Also there was produced glass, that was made into small, exquisitely fashioned flasks, phials, tumblers, mugs, wineglasses, goblets, spoons, jugs, carafes, and bottles.

There were found tombstones for which there were used large river flagstones up to a meter in length. Most of them referred to the twelfth, less to the thirteenth, and much less to the fourteenth century. Each tombstone bore an inscription engraved in Arabic and showed the name of the person buried and the year of burial; some of the stones were decorated with arabesques. On one stone there was no inscription, only the engraved profile of a head wearing a castellated crown, as appears on the coins of the Bukhar-Khudats. At the other end of the stone an elephant and a bird were engraved.[5]
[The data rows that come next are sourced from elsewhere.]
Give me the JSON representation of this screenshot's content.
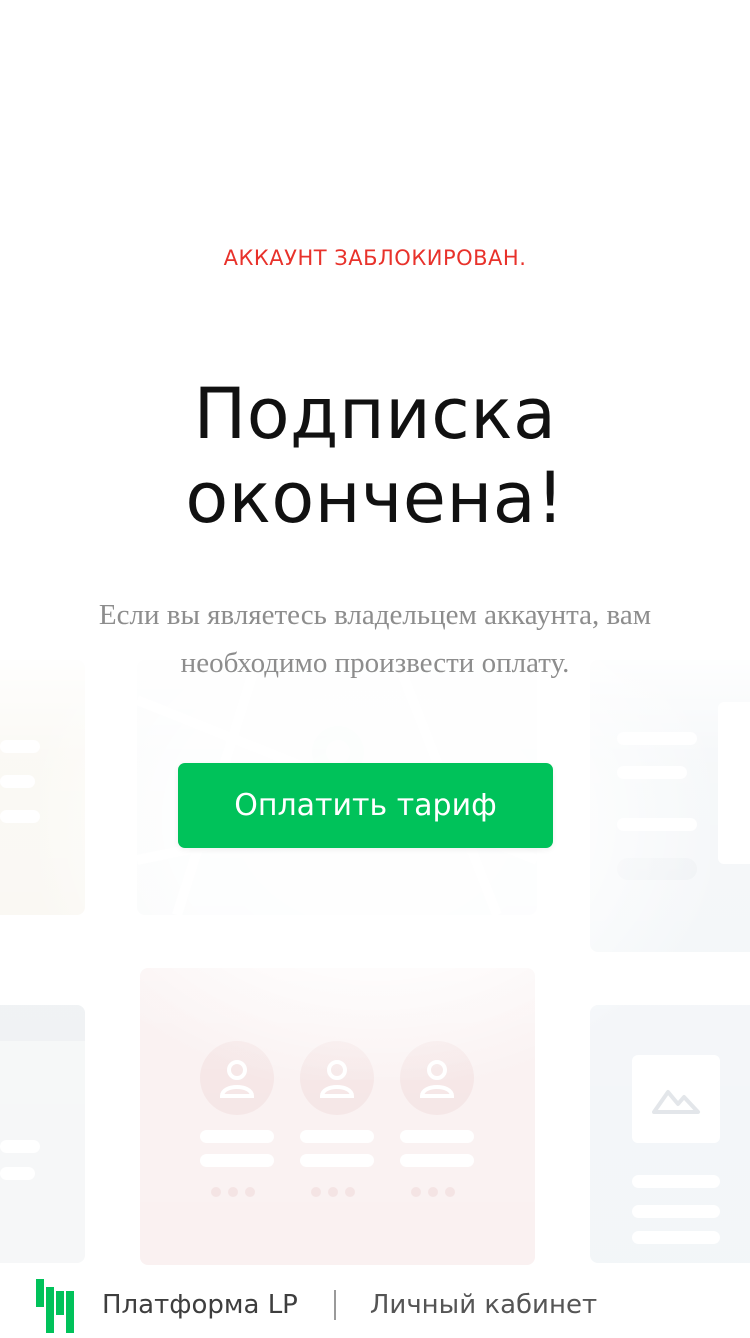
{
  "status_text": "АККАУНТ ЗАБЛОКИРОВАН.",
  "title_line1": "Подписка",
  "title_line2": "окончена!",
  "description": "Если вы являетесь владельцем аккаунта, вам необходимо произвести оплату.",
  "pay_button_label": "Оплатить тариф",
  "footer": {
    "brand": "Платформа LP",
    "cabinet_link": "Личный кабинет"
  },
  "colors": {
    "status": "#e8322b",
    "accent": "#00c25a",
    "title": "#111111",
    "description": "#8d8d8d"
  },
  "icons": [
    "person-icon",
    "mountain-image-icon",
    "map-pin-icon",
    "platforma-lp-logo"
  ]
}
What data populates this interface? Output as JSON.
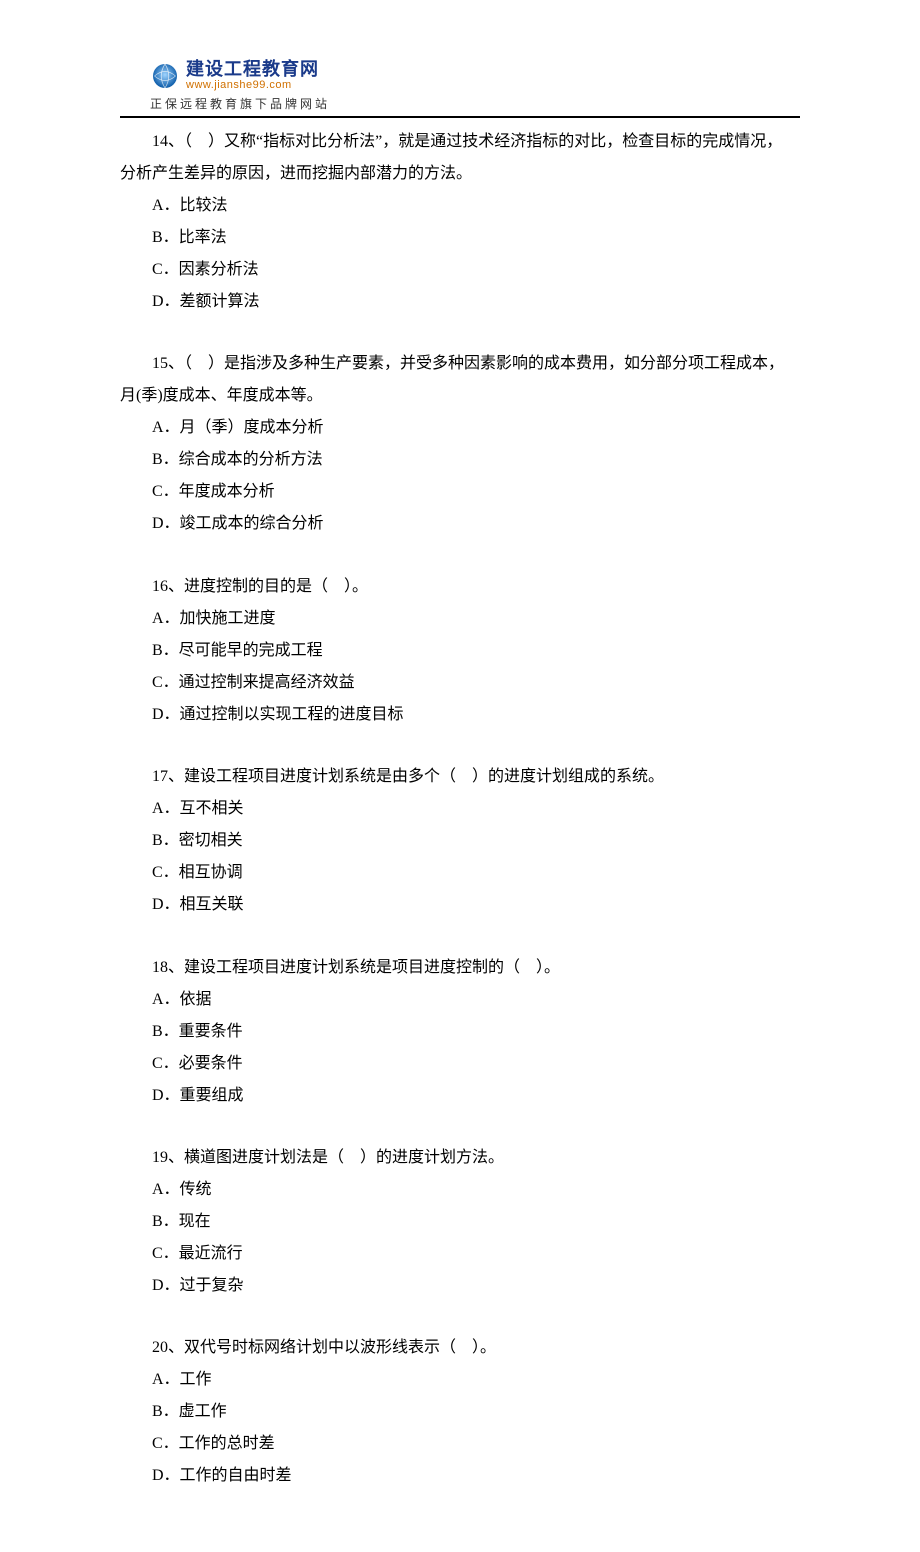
{
  "header": {
    "brand_cn": "建设工程教育网",
    "brand_url": "www.jianshe99.com",
    "brand_sub": "正保远程教育旗下品牌网站"
  },
  "questions": [
    {
      "stem_lines": [
        "14、（　）又称“指标对比分析法”，就是通过技术经济指标的对比，检查目标的完成情况，",
        "分析产生差异的原因，进而挖掘内部潜力的方法。"
      ],
      "options": [
        "A．比较法",
        "B．比率法",
        "C．因素分析法",
        "D．差额计算法"
      ]
    },
    {
      "stem_lines": [
        "15、（　）是指涉及多种生产要素，并受多种因素影响的成本费用，如分部分项工程成本，",
        "月(季)度成本、年度成本等。"
      ],
      "options": [
        "A．月（季）度成本分析",
        "B．综合成本的分析方法",
        "C．年度成本分析",
        "D．竣工成本的综合分析"
      ]
    },
    {
      "stem_lines": [
        "16、进度控制的目的是（　）。"
      ],
      "options": [
        "A．加快施工进度",
        "B．尽可能早的完成工程",
        "C．通过控制来提高经济效益",
        "D．通过控制以实现工程的进度目标"
      ]
    },
    {
      "stem_lines": [
        "17、建设工程项目进度计划系统是由多个（　）的进度计划组成的系统。"
      ],
      "options": [
        "A．互不相关",
        "B．密切相关",
        "C．相互协调",
        "D．相互关联"
      ]
    },
    {
      "stem_lines": [
        "18、建设工程项目进度计划系统是项目进度控制的（　）。"
      ],
      "options": [
        "A．依据",
        "B．重要条件",
        "C．必要条件",
        "D．重要组成"
      ]
    },
    {
      "stem_lines": [
        "19、横道图进度计划法是（　）的进度计划方法。"
      ],
      "options": [
        "A．传统",
        "B．现在",
        "C．最近流行",
        "D．过于复杂"
      ]
    },
    {
      "stem_lines": [
        "20、双代号时标网络计划中以波形线表示（　）。"
      ],
      "options": [
        "A．工作",
        "B．虚工作",
        "C．工作的总时差",
        "D．工作的自由时差"
      ]
    }
  ]
}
See also Afrasiab painting for wall paintings discovered in the archeological site.


  1. ^ a b Archaeological Research in Central Asia of the Muslim Period, World Archaeology Vol. 14, No. 3, Islamic Archaeology (Feb., 1983), pp. 393–405 (13 pages)
  2. ^ Darmesteter J., "Hang-e Afrasiab", Études Iraniennes (1883): 225–27.
  3. ^ Yarshater, E., "Afrasiab", Encyclopædia Iranica – digital library; accessed January 18, 2007.
  4. ^ "Mikhail Evgenievich Masson – the founder of the archaeological school in Central Asia". UNESCO. Retrieved November 7, 2009.
  5. ^ a b c archaeological investigations in Central Asia 192=17-1937 by Henry Field and Eugene Prostov
  6. ^ a b Baumer, Christoph (18 April 2018). History of Central Asia, The: 4-volume set. Bloomsbury Publishing. p. 243. ISBN 978-1-83860-868-2.
  7. ^ a b c d e f g Whitfield, Susan (2004). The Silk Road: Trade, Travel, War and Faith. British Library. Serindia Publications, Inc. p. 110. ISBN 978-1-932476-13-2.
  8. ^ Whitfield, Susan (2004). The Silk Road: Trade, Travel, War and Faith. British Library. Serindia Publications, Inc. p. 112. ISBN 978-1-932476-13-2.
  9. ^ Whitfield, Susan (2004). The Silk Road: Trade, Travel, War and Faith. British Library. Serindia Publications, Inc. p. 110. ISBN 978-1-932476-13-2.
  10. ^ a b Baumer, Christoph (18 April 2018). History of Central Asia, The: 4-volume set. Bloomsbury Publishing. p. 243. ISBN 978-1-83860-868-2.
  11. ^ Grenet, Frantz (2004). "Maracanda/Samarkand, une métropole pré-mongole". Annales. Histoire, Sciences Sociales. 5/6: Fig. B.
  12. ^ a b Allegranzi, Viola; Aube, Sandra (2022). Splendeurs des oasis d'Ouzbékistan. Paris: Louvre Editions. p. 181. ISBN 978-8412527858.

Afrosiab museum in Samarkand.[permanent dead link]

External links

  • Media related to Afrasiyab (Samarkand) at Wikimedia Commons
Retrieved from ""